→ Page and application data records
---------------

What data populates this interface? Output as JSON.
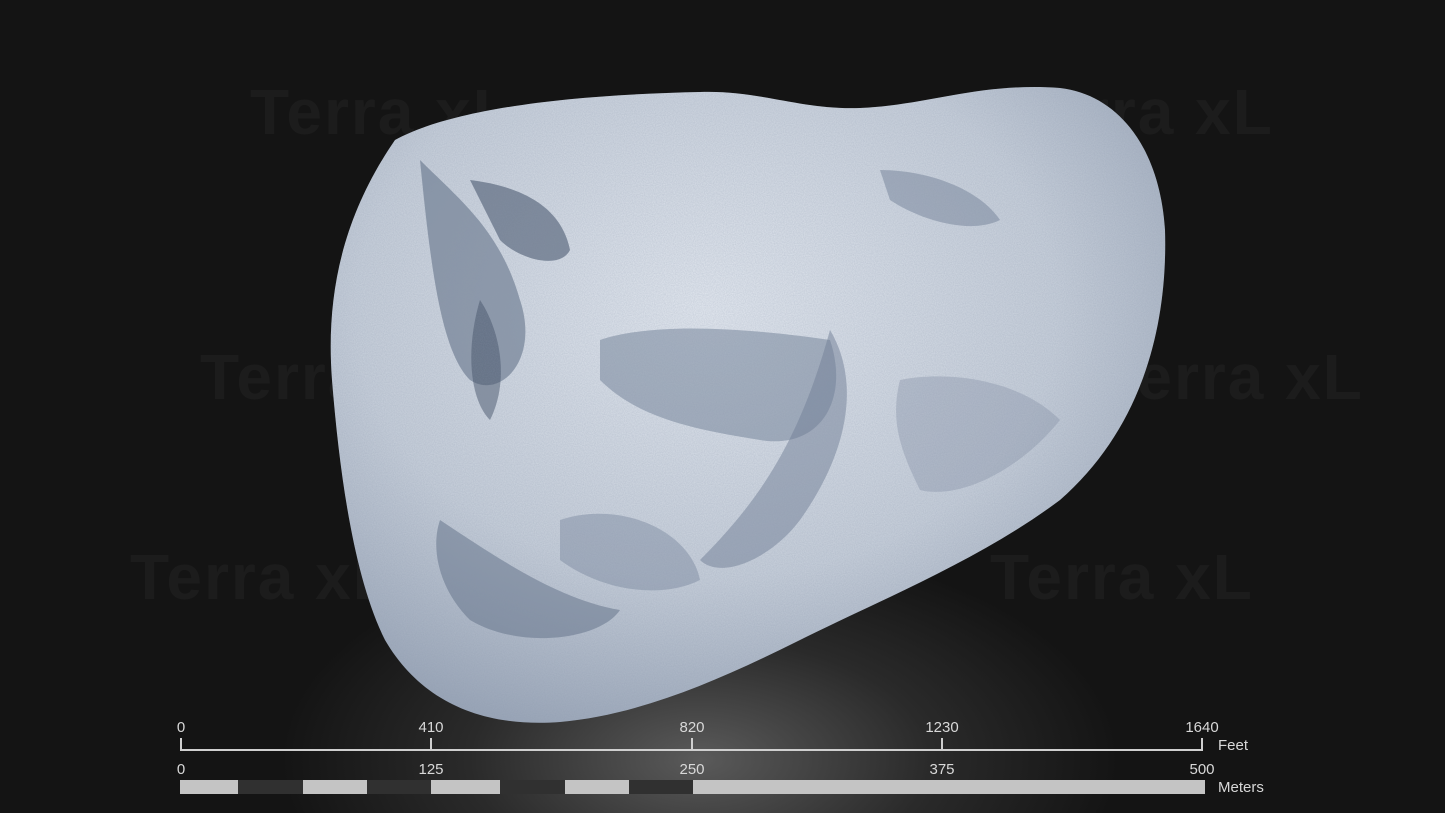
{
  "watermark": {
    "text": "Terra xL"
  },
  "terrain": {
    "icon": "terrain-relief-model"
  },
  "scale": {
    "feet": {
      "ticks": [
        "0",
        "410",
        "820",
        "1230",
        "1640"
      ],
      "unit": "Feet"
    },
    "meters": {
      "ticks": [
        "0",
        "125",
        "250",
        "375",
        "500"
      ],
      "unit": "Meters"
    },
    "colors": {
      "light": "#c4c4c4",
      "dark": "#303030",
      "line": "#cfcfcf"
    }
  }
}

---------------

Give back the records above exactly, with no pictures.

What data populates this interface? Output as JSON.
{
  "watermark": {
    "text": "Terra xL"
  },
  "terrain": {
    "icon": "terrain-relief-model"
  },
  "scale": {
    "feet": {
      "ticks": [
        "0",
        "410",
        "820",
        "1230",
        "1640"
      ],
      "unit": "Feet"
    },
    "meters": {
      "ticks": [
        "0",
        "125",
        "250",
        "375",
        "500"
      ],
      "unit": "Meters"
    },
    "colors": {
      "light": "#c4c4c4",
      "dark": "#303030",
      "line": "#cfcfcf"
    }
  }
}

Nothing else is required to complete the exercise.